Gerry Wehr, a retired investigator of the Vignali case in Minnesota, is still outraged. He told me Mayorkas “is either incompetent or a liar,” and Becerra and Mayorkas “were only following the democratic party’s wishes.” His colleague Jeff Burchette, who spent 18 years as a narcotics investigator and also worked the Vignali case, is still furious, telling me that Mayorkas should never have been Homeland Security Director because “he’s so full of “s–t,” and that Becerra should never have been HHS Secretary because he and Mayorkas are both “f–ing clowns.”
Hugh Rodham and Horacio Vignali refused to speak to investigators or go under oath. In 2017, Los Angeles County Sheriff Baca was convicted of obstruction of justice and lying to the FBI because of the abuse of county inmates, including beatings and even rape and trying to cover it up. Other officers were also convicted, and Baca was released from prison in 2022 after serving two years of a three-year sentence.
After Biden nominated Mayorkas and Becerra for their cabinet posts in 2020, they were narrowly confirmed by the Senate on mostly party line votes. Since Mayorkas became Homeland Security Director, the flow of fentanyl, human trafficking and migrants crossing the border remains out of control, even though Mayorkas insists that it is not. His plan to let illegals cross the border without a court date continues to be blocked, and now Mayorkas is refusing to make public the number of migrants on the terror watch list that were stopped at the border.
And the actions of Mayorkas and Baca as well as Xavier Becerra in 2001 gave the Clinton White House an excuse to pardon drug kingpin Carlos Vignali and should have ended all of their careers. Duncan DeVille, who was Assistant U.S. Attorney under Mayorkas, tendered his resignation to him citing his involvement with the Vignali case.
In 2002, a year after Carlos Vignali had received clemency, it was discovered that the DEA and other investigators had found that Horacio Vignali was also involved in the drug trade, even at times with his son. Mayorkas and Baca absurdly claimed that they would not have gotten involved if they’d only known at the time.
Also, for Mayorkas, being slammed by the Inspector General in 2015 for inappropriate behavior in dispensing visas and green cards should have sent him into permanent exile.

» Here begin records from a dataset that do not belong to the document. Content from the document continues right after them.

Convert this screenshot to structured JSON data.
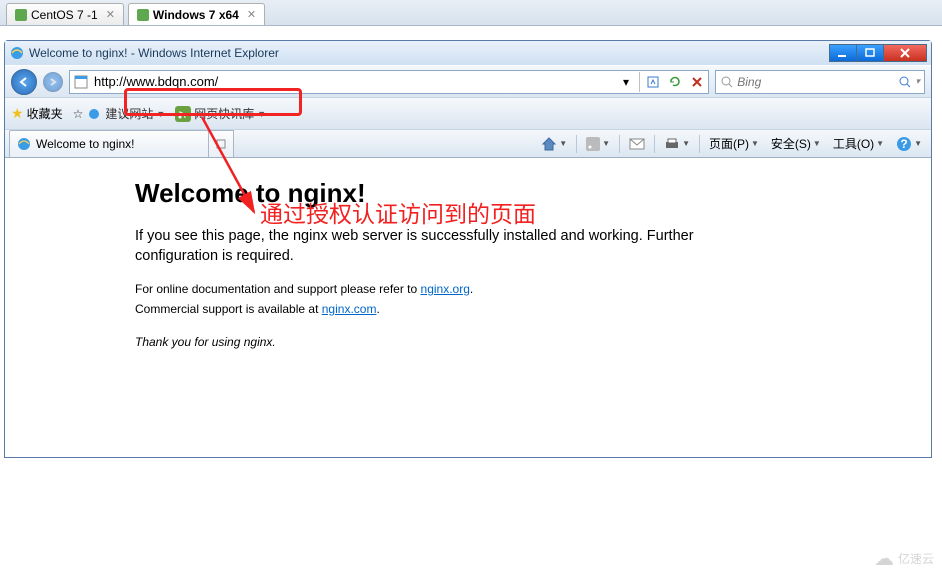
{
  "vm_tabs": {
    "items": [
      "CentOS 7 -1",
      "Windows 7 x64"
    ],
    "active": 1
  },
  "ie": {
    "title": "Welcome to nginx! - Windows Internet Explorer",
    "url": "http://www.bdqn.com/",
    "search_placeholder": "Bing",
    "favorites_label": "收藏夹",
    "suggested_sites_label": "建议网站",
    "web_slice_label": "网页快讯库",
    "page_tab_title": "Welcome to nginx!",
    "menu": {
      "page": "页面(P)",
      "safety": "安全(S)",
      "tools": "工具(O)"
    }
  },
  "page": {
    "h1": "Welcome to nginx!",
    "p1a": "If you see this page, the nginx web server is successfully installed and working. Further configuration is required.",
    "p2_pre": "For online documentation and support please refer to ",
    "p2_link1": "nginx.org",
    "p2_mid1": ".",
    "p2_br": "Commercial support is available at ",
    "p2_link2": "nginx.com",
    "p2_mid2": ".",
    "p3": "Thank you for using nginx."
  },
  "annotation": {
    "text": "通过授权认证访问到的页面"
  },
  "watermark": "亿速云"
}
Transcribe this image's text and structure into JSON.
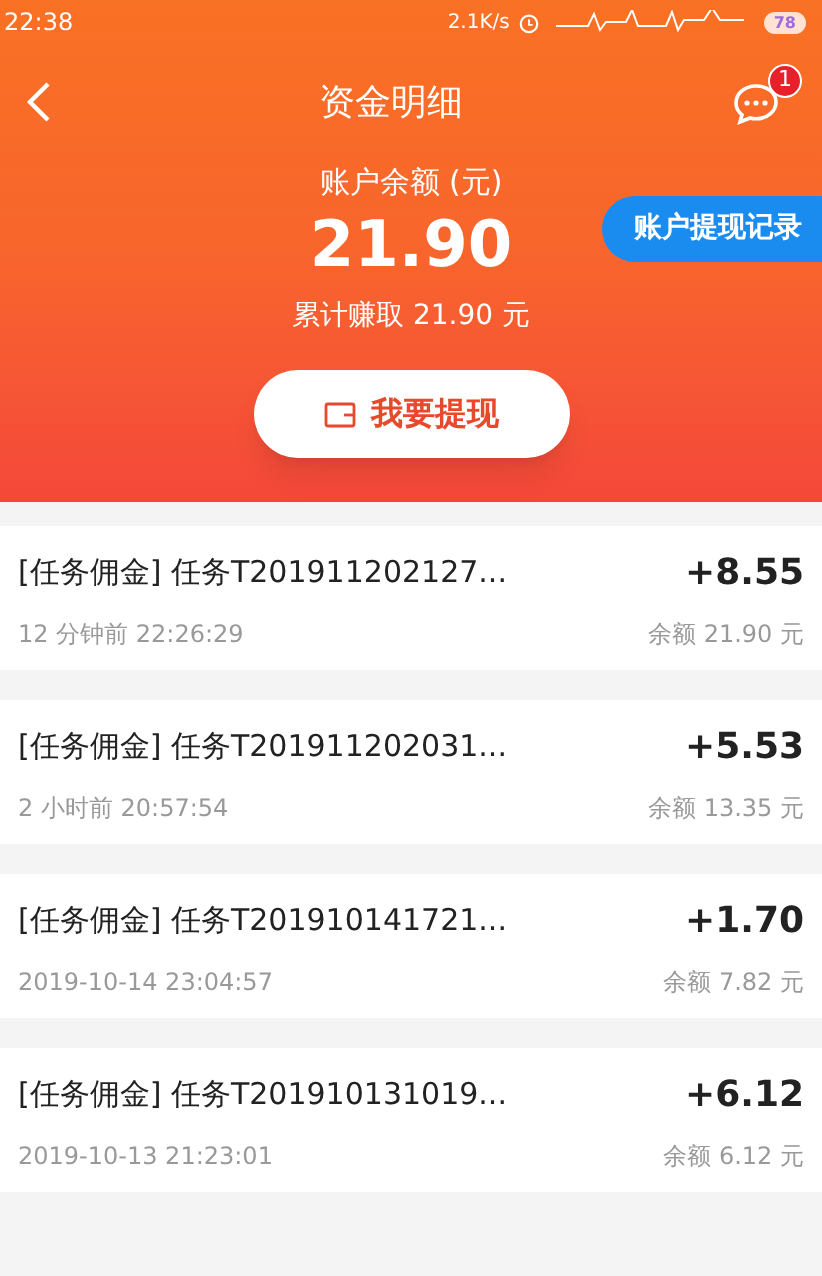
{
  "status_bar": {
    "time": "22:38",
    "speed": "2.1K/s",
    "battery": "78"
  },
  "header": {
    "title": "资金明细",
    "badge": "1"
  },
  "balance": {
    "label": "账户余额 (元)",
    "amount": "21.90",
    "total": "累计赚取 21.90 元",
    "record_button": "账户提现记录",
    "withdraw_button": "我要提现"
  },
  "transactions": [
    {
      "title": "[任务佣金] 任务T201911202127...",
      "time": "12 分钟前 22:26:29",
      "amount": "+8.55",
      "balance": "余额 21.90 元"
    },
    {
      "title": "[任务佣金] 任务T201911202031...",
      "time": "2 小时前 20:57:54",
      "amount": "+5.53",
      "balance": "余额 13.35 元"
    },
    {
      "title": "[任务佣金] 任务T201910141721...",
      "time": "2019-10-14 23:04:57",
      "amount": "+1.70",
      "balance": "余额 7.82 元"
    },
    {
      "title": "[任务佣金] 任务T201910131019...",
      "time": "2019-10-13 21:23:01",
      "amount": "+6.12",
      "balance": "余额 6.12 元"
    }
  ]
}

And Judge Doty said the Vignali pardon was outrageous. He recently told me he was disappointed with Mayorkas then and now. In 2005, Doty told LA Weekly in referring to the Vignali clemency that, “the whole thing stunk,” and that it had “money and corruption and fraud written all over it.” Specifically referring to Mayorkas, he said, “what the U.S. Attorney in Los Angeles did was beyond the pale.”

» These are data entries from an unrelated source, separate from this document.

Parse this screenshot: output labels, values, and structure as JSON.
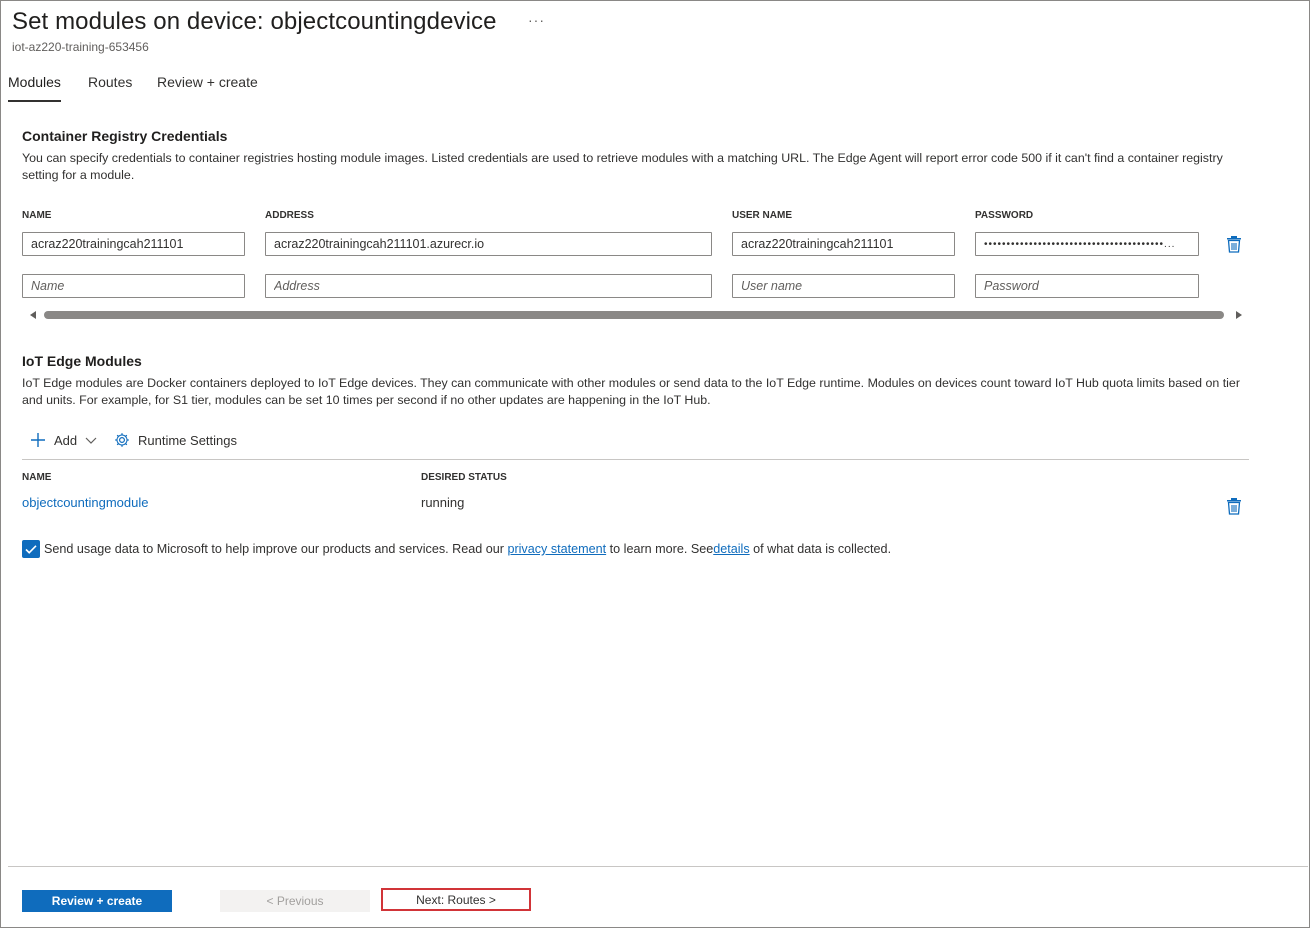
{
  "header": {
    "title": "Set modules on device: objectcountingdevice",
    "more_label": "···",
    "subtitle": "iot-az220-training-653456"
  },
  "tabs": [
    {
      "label": "Modules",
      "active": true
    },
    {
      "label": "Routes",
      "active": false
    },
    {
      "label": "Review + create",
      "active": false
    }
  ],
  "registry": {
    "heading": "Container Registry Credentials",
    "description": "You can specify credentials to container registries hosting module images. Listed credentials are used to retrieve modules with a matching URL. The Edge Agent will report error code 500 if it can't find a container registry setting for a module.",
    "columns": {
      "name": "NAME",
      "address": "ADDRESS",
      "user_name": "USER NAME",
      "password": "PASSWORD"
    },
    "row": {
      "name": "acraz220trainingcah211101",
      "address": "acraz220trainingcah211101.azurecr.io",
      "user_name": "acraz220trainingcah211101",
      "password": "••••••••••••••••••••••••••••••••••••••••..."
    },
    "placeholders": {
      "name": "Name",
      "address": "Address",
      "user_name": "User name",
      "password": "Password"
    }
  },
  "modules": {
    "heading": "IoT Edge Modules",
    "description": "IoT Edge modules are Docker containers deployed to IoT Edge devices. They can communicate with other modules or send data to the IoT Edge runtime. Modules on devices count toward IoT Hub quota limits based on tier and units. For example, for S1 tier, modules can be set 10 times per second if no other updates are happening in the IoT Hub.",
    "add_label": "Add",
    "runtime_label": "Runtime Settings",
    "columns": {
      "name": "NAME",
      "desired_status": "DESIRED STATUS"
    },
    "rows": [
      {
        "name": "objectcountingmodule",
        "status": "running"
      }
    ]
  },
  "consent": {
    "checked": true,
    "text_before": "Send usage data to Microsoft to help improve our products and services. Read our ",
    "privacy_link": "privacy statement",
    "text_middle": " to learn more. See",
    "details_link": "details",
    "text_after": " of what data is collected."
  },
  "footer": {
    "review_create": "Review + create",
    "previous": "< Previous",
    "next": "Next: Routes  >"
  },
  "colors": {
    "accent": "#0f6cbd",
    "highlight_border": "#d13438"
  }
}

Sadly, the legacy of Alejandro Mayorkas is tainted with dishonesty and corruption that has permanently left a soiled mark.

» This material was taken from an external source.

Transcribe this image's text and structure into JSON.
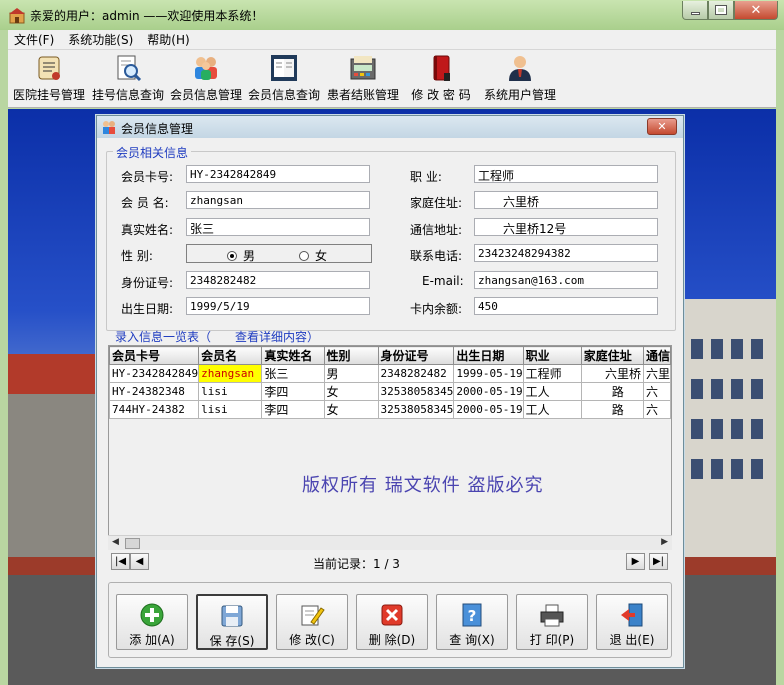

Ron Kolb is a native of Washington, DC and now resides in Corpus Christi, Texas. He’s been published in National Review, America Spectator, Wall Street Journal, American Greatness and American Thinker.